TASK DESCRIPTION: Search the material below for the word "text" and copy every line in which it occurs.

LISTED ENTRIES:
▬▬▬

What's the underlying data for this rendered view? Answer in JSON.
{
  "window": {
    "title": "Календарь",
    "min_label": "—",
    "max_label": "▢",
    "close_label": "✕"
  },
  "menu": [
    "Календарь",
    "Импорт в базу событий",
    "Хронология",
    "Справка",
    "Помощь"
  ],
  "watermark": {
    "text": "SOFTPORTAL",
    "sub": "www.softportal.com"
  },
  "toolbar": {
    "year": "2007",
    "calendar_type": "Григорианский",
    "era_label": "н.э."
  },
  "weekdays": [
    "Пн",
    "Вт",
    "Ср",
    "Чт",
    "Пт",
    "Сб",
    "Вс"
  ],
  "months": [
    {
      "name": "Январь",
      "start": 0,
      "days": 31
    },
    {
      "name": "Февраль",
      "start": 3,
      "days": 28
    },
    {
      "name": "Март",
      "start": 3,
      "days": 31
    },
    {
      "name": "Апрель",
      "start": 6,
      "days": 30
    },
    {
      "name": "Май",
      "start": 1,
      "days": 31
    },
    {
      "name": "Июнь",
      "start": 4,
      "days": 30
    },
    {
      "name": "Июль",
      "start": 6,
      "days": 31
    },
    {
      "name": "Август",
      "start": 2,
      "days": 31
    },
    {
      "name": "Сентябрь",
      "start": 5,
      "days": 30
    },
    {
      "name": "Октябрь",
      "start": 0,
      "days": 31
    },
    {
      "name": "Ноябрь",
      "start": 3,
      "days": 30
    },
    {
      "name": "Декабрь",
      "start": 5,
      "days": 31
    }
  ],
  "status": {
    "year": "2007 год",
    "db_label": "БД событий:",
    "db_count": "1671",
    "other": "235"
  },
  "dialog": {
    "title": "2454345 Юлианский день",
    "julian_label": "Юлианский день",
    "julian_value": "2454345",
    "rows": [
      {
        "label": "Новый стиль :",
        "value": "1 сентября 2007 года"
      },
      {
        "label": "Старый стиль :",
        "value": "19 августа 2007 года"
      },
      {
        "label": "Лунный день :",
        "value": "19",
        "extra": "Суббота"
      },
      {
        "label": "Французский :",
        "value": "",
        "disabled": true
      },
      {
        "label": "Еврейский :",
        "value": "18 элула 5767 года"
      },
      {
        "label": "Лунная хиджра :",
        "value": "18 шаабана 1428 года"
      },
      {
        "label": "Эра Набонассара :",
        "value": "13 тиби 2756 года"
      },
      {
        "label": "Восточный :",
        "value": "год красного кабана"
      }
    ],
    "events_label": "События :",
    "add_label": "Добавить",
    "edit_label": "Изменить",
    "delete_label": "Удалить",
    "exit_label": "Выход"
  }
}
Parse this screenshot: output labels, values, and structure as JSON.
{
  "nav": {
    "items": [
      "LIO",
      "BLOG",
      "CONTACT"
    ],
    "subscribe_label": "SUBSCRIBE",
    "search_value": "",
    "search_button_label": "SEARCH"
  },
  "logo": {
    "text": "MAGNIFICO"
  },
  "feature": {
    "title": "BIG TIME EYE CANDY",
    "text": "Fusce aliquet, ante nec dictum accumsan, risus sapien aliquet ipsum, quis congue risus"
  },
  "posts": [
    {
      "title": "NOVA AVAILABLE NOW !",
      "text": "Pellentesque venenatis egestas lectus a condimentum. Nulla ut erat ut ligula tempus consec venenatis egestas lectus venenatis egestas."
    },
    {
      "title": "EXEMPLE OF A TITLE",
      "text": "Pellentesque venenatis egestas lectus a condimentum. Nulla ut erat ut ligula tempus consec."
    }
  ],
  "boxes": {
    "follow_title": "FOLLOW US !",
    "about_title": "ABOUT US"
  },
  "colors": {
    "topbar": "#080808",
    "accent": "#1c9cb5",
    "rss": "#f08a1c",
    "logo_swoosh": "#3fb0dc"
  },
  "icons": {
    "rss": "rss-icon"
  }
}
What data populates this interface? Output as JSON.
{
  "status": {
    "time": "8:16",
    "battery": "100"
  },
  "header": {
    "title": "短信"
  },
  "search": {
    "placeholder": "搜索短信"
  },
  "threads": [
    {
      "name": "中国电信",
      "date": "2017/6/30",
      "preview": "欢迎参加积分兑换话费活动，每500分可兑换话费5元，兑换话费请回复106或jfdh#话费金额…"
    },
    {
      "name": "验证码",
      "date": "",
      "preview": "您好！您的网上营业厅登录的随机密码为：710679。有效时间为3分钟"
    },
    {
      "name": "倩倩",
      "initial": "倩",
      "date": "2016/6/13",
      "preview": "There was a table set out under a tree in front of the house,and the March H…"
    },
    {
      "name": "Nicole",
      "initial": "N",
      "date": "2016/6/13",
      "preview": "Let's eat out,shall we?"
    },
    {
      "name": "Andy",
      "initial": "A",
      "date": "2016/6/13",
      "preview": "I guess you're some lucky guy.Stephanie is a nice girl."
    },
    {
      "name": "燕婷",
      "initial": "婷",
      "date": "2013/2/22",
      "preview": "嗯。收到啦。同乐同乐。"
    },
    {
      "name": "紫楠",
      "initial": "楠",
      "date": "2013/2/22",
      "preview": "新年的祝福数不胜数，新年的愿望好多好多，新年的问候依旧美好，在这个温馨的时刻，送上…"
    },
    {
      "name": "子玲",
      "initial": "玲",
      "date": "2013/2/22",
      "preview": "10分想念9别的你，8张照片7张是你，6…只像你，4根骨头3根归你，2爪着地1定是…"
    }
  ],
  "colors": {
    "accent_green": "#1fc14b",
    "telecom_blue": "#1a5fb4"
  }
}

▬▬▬

FINISHED TASK:
    "text": "SOFTPORTAL",
    "text": "MAGNIFICO"
    "text": "Fusce aliquet, ante nec dictum accumsan, risus sapien aliquet ipsum, quis congue risus"
      "text": "Pellentesque venenatis egestas lectus a condimentum. Nulla ut erat ut ligula tempus consec venenatis egestas lectus venenatis egestas."
      "text": "Pellentesque venenatis egestas lectus a condimentum. Nulla ut erat ut ligula tempus consec."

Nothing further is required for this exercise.